Try it
Search the listing for the word "screenshot" and say how many lines have it, nothing besides.

Exercise materials
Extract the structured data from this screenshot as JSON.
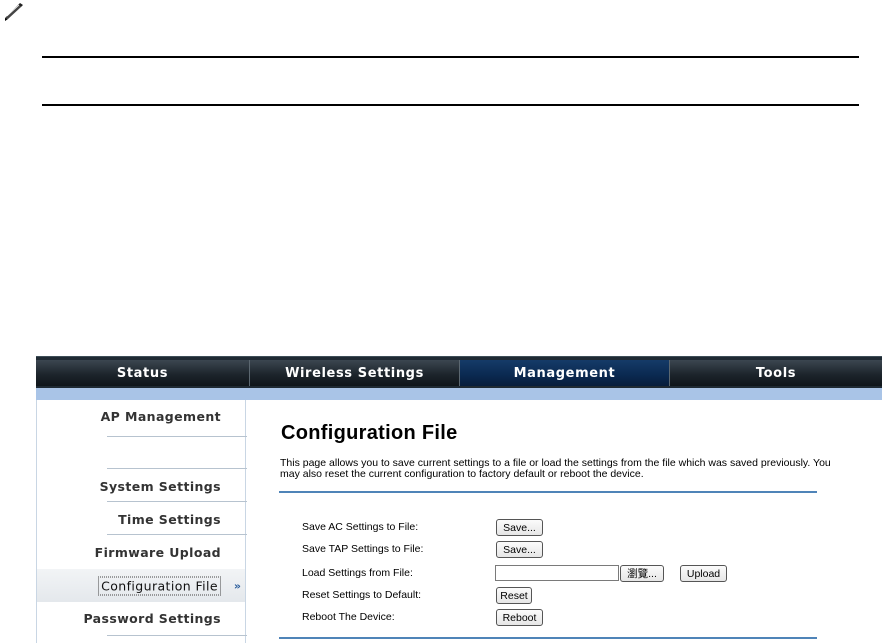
{
  "note": {
    "icon": "pencil-note-icon"
  },
  "nav": {
    "tabs": [
      {
        "label": "Status",
        "active": false
      },
      {
        "label": "Wireless Settings",
        "active": false
      },
      {
        "label": "Management",
        "active": true
      },
      {
        "label": "Tools",
        "active": false
      }
    ]
  },
  "sidebar": {
    "items": [
      {
        "label": "AP Management"
      },
      {
        "label": ""
      },
      {
        "label": "System Settings"
      },
      {
        "label": "Time Settings"
      },
      {
        "label": "Firmware Upload"
      },
      {
        "label": "Configuration File",
        "active": true
      },
      {
        "label": "Password Settings"
      }
    ],
    "active_marker": "»"
  },
  "content": {
    "title": "Configuration File",
    "description": "This page allows you to save current settings to a file or load the settings from the file which was saved previously. You may also reset the current configuration to factory default or reboot the device.",
    "rows": {
      "save_ac": {
        "label": "Save AC Settings to File:",
        "button": "Save..."
      },
      "save_tap": {
        "label": "Save TAP Settings to File:",
        "button": "Save..."
      },
      "load": {
        "label": "Load Settings from File:",
        "file_value": "",
        "browse_button": "瀏覽...",
        "upload_button": "Upload"
      },
      "reset": {
        "label": "Reset Settings to Default:",
        "button": "Reset"
      },
      "reboot": {
        "label": "Reboot The Device:",
        "button": "Reboot"
      }
    }
  },
  "colors": {
    "accent_blue": "#4f84b8",
    "nav_dark": "#1f2a33",
    "nav_active": "#0b2a52",
    "subbar": "#a9c4e7"
  }
}
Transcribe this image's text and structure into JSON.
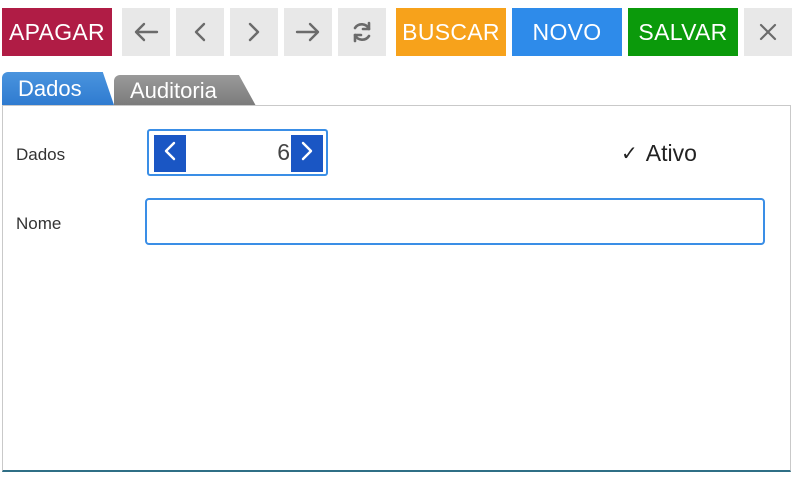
{
  "toolbar": {
    "delete_label": "APAGAR",
    "search_label": "BUSCAR",
    "new_label": "NOVO",
    "save_label": "SALVAR",
    "colors": {
      "delete": "#b01c45",
      "nav_bg": "#e8e8e8",
      "search": "#f7a21b",
      "new": "#2e8bea",
      "save": "#0b9a0b",
      "close_bg": "#e8e8e8"
    },
    "icons": [
      "arrow-left-icon",
      "chevron-left-icon",
      "chevron-right-icon",
      "arrow-right-icon",
      "refresh-icon",
      "close-icon"
    ]
  },
  "tabs": [
    {
      "label": "Dados",
      "active": true
    },
    {
      "label": "Auditoria",
      "active": false
    }
  ],
  "form": {
    "id_label": "Dados",
    "id_value": "6",
    "active_label": "Ativo",
    "active_checked": true,
    "name_label": "Nome",
    "name_value": ""
  }
}
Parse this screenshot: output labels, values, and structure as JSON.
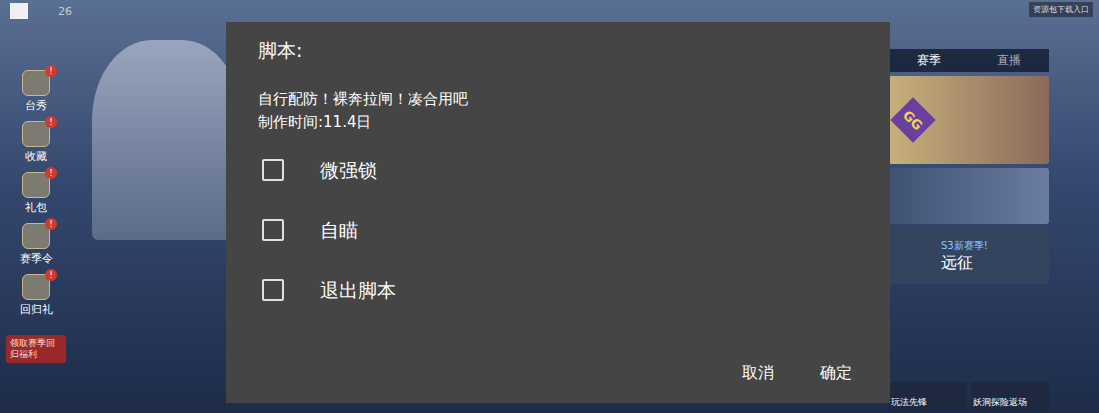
{
  "status": {
    "time": "26"
  },
  "game": {
    "top_notice": "资源包下载入口",
    "side_menu": [
      {
        "label": "台秀",
        "badge": "!"
      },
      {
        "label": "收藏",
        "badge": "!"
      },
      {
        "label": "礼包",
        "badge": "!"
      },
      {
        "label": "赛季令",
        "badge": "!"
      },
      {
        "label": "回归礼",
        "badge": "!"
      }
    ],
    "promo": "领取赛季回归福利",
    "right_tabs": [
      {
        "label": "赛季",
        "selected": true
      },
      {
        "label": "直播",
        "selected": false
      }
    ],
    "cards": [
      {
        "kind": "app",
        "label": "GG"
      },
      {
        "kind": "art"
      },
      {
        "kind": "season",
        "label": "S3新赛季!",
        "sub": "远征"
      }
    ],
    "bottom_cards": [
      "玩法先锋",
      "妖洞探险返场"
    ]
  },
  "dialog": {
    "title": "脚本:",
    "description": [
      "自行配防！裸奔拉闸！凑合用吧",
      "制作时间:11.4日"
    ],
    "options": [
      {
        "label": "微强锁",
        "checked": false
      },
      {
        "label": "自瞄",
        "checked": false
      },
      {
        "label": "退出脚本",
        "checked": false
      }
    ],
    "buttons": [
      {
        "label": "取消"
      },
      {
        "label": "确定"
      }
    ]
  }
}
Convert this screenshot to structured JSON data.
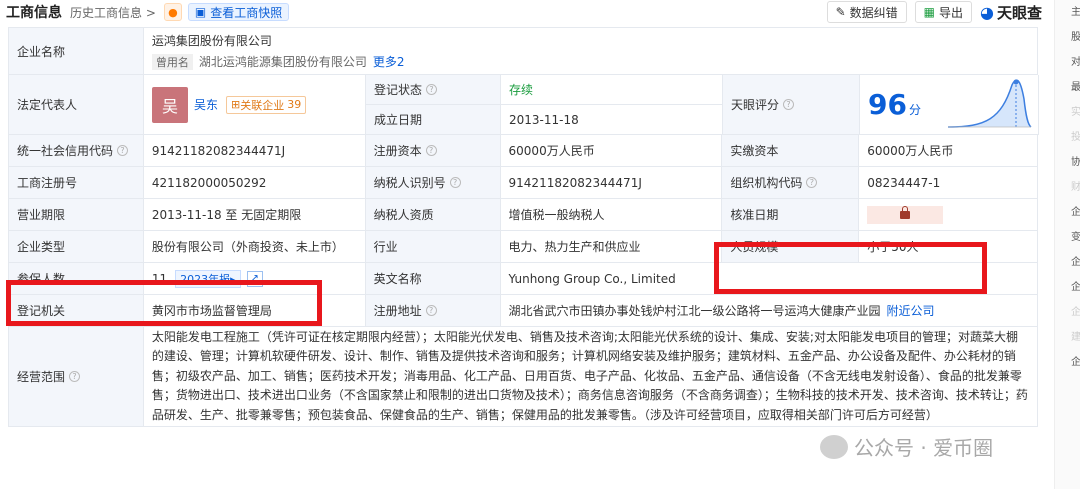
{
  "header": {
    "title": "工商信息",
    "history": "历史工商信息 >",
    "snapshot": "查看工商快照",
    "btn_data": "数据纠错",
    "btn_export": "导出",
    "logo": "天眼查"
  },
  "rows": {
    "company_name_label": "企业名称",
    "company_name": "运鸿集团股份有限公司",
    "former_tag": "曾用名",
    "former_name": "湖北运鸿能源集团股份有限公司",
    "former_more": "更多2",
    "legal_label": "法定代表人",
    "legal_avatar": "吴",
    "legal_name": "吴东",
    "assoc_label": "关联企业",
    "assoc_count": "39",
    "reg_status_label": "登记状态",
    "reg_status": "存续",
    "found_label": "成立日期",
    "found_date": "2013-11-18",
    "score_label": "天眼评分",
    "score": "96",
    "score_unit": "分",
    "credit_label": "统一社会信用代码",
    "credit_code": "91421182082344471J",
    "capital_label": "注册资本",
    "capital": "60000万人民币",
    "paid_label": "实缴资本",
    "paid": "60000万人民币",
    "biz_reg_label": "工商注册号",
    "biz_reg": "421182000050292",
    "tax_label": "纳税人识别号",
    "tax_id": "91421182082344471J",
    "org_label": "组织机构代码",
    "org_code": "08234447-1",
    "term_label": "营业期限",
    "term": "2013-11-18 至 无固定期限",
    "taxq_label": "纳税人资质",
    "taxq": "增值税一般纳税人",
    "approve_label": "核准日期",
    "type_label": "企业类型",
    "type": "股份有限公司（外商投资、未上市）",
    "industry_label": "行业",
    "industry": "电力、热力生产和供应业",
    "staff_label": "人员规模",
    "staff": "小于50人",
    "insured_label": "参保人数",
    "insured": "11",
    "year_tag": "2023年报▸",
    "en_label": "英文名称",
    "en_name": "Yunhong Group Co., Limited",
    "authority_label": "登记机关",
    "authority": "黄冈市市场监督管理局",
    "addr_label": "注册地址",
    "addr": "湖北省武穴市田镇办事处钱炉村江北一级公路将一号运鸿大健康产业园",
    "addr_link": "附近公司",
    "scope_label": "经营范围",
    "scope": "太阳能发电工程施工（凭许可证在核定期限内经营）；太阳能光伏发电、销售及技术咨询;太阳能光伏系统的设计、集成、安装;对太阳能发电项目的管理；对蔬菜大棚的建设、管理；计算机软硬件研发、设计、制作、销售及提供技术咨询和服务；计算机网络安装及维护服务；建筑材料、五金产品、办公设备及配件、办公耗材的销售；初级农产品、加工、销售；医药技术开发；消毒用品、化工产品、日用百货、电子产品、化妆品、五金产品、通信设备（不含无线电发射设备）、食品的批发兼零售；货物进出口、技术进出口业务（不含国家禁止和限制的进出口货物及技术）；商务信息咨询服务（不含商务调查）；生物科技的技术开发、技术咨询、技术转让；药品研发、生产、批零兼零售；预包装食品、保健食品的生产、销售；保健用品的批发兼零售。（涉及许可经营项目，应取得相关部门许可后方可经营）"
  },
  "side": [
    "主",
    "股",
    "对",
    "最",
    "实",
    "投",
    "协",
    "财",
    "企",
    "变",
    "企",
    "企",
    "企",
    "建",
    "企"
  ],
  "watermark": "公众号 · 爱币圈",
  "colors": {
    "highlight": "#e8171c",
    "link": "#0a5ed7",
    "label_bg": "#f3f6fb"
  }
}
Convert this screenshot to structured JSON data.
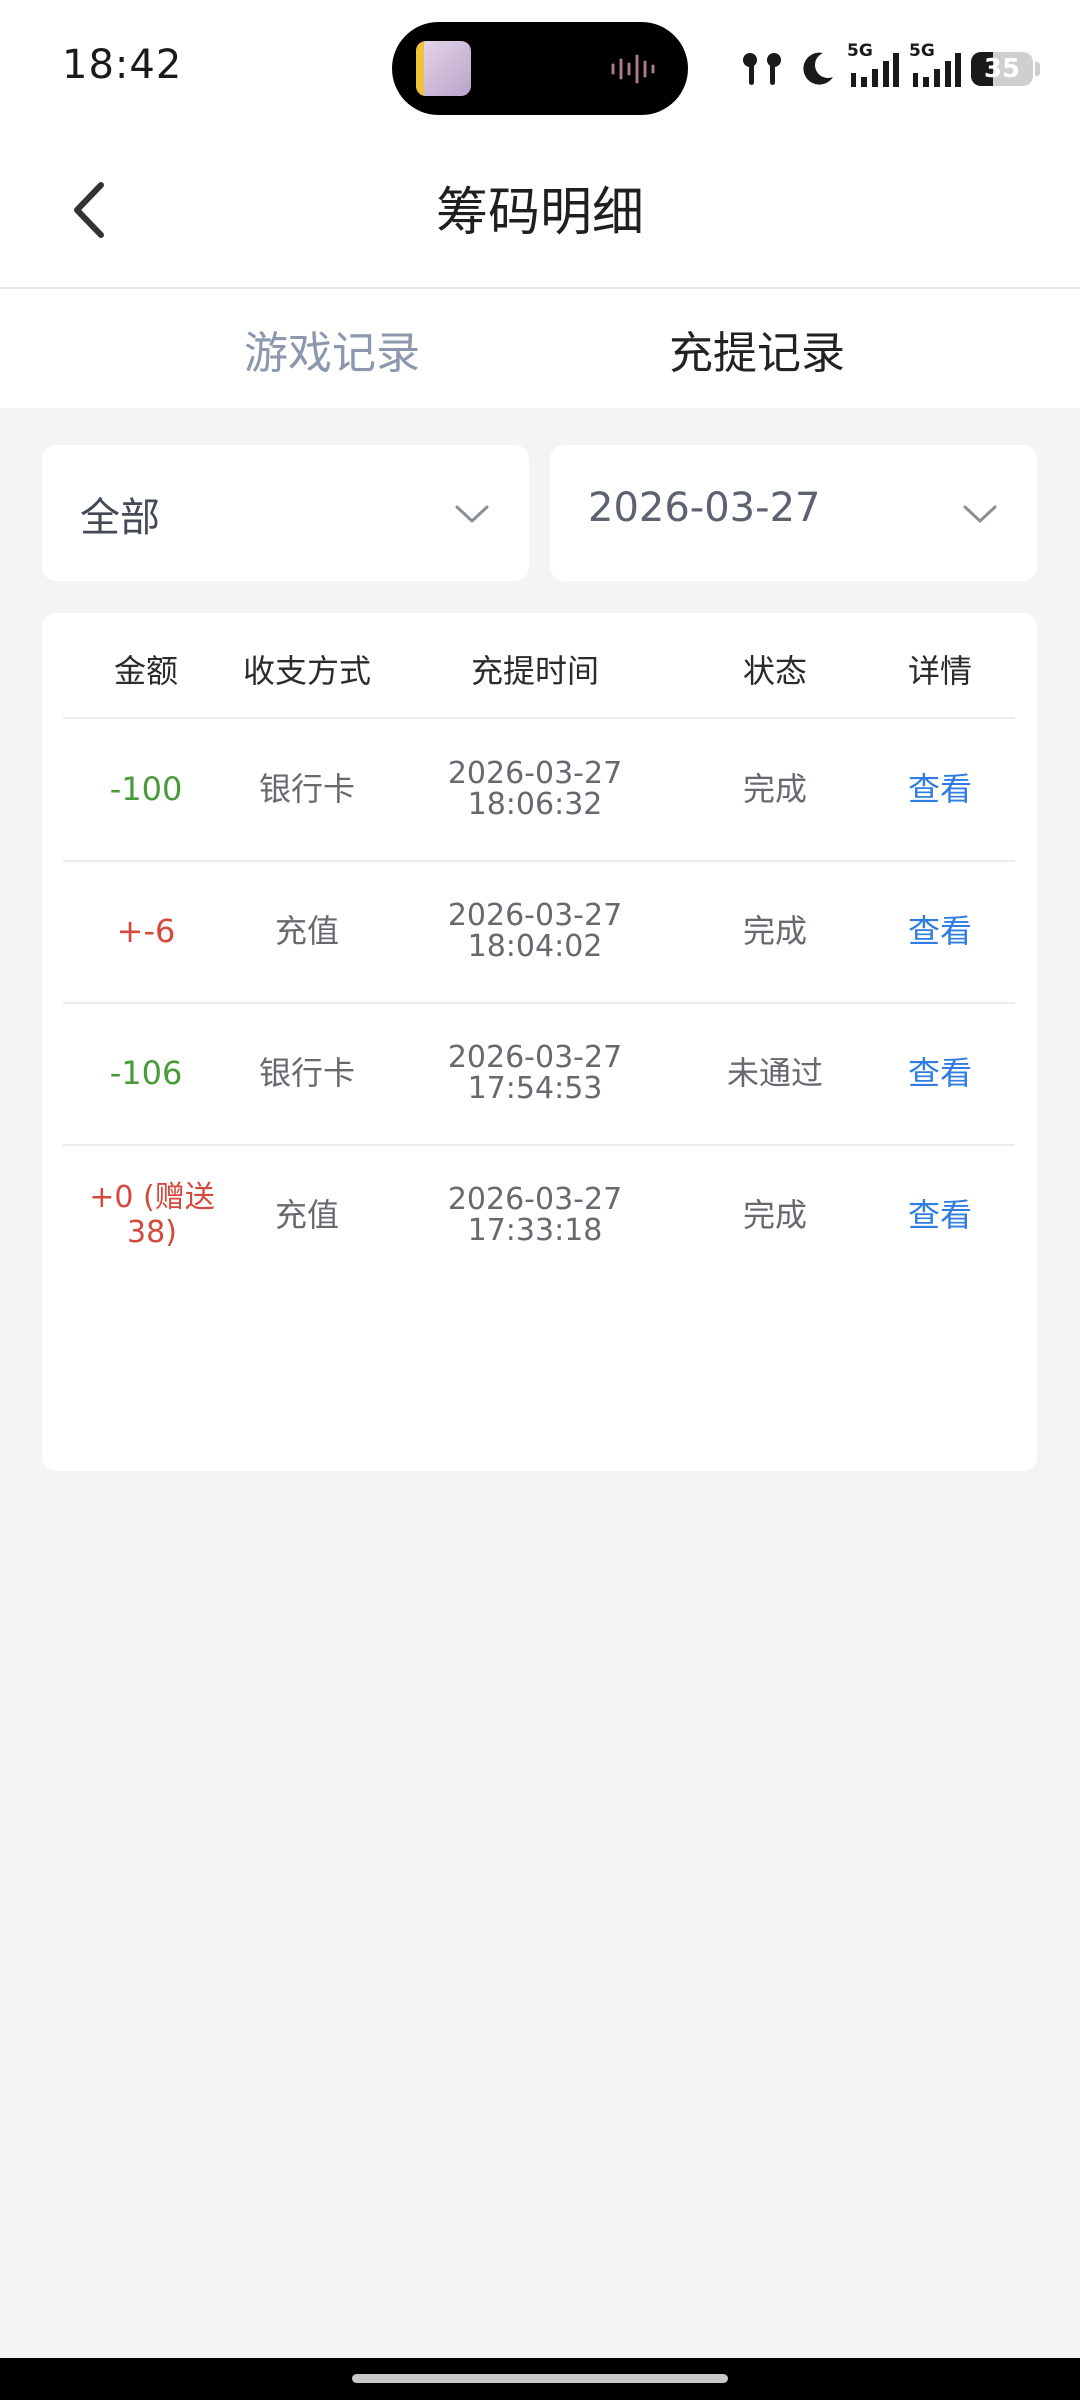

Task answer
4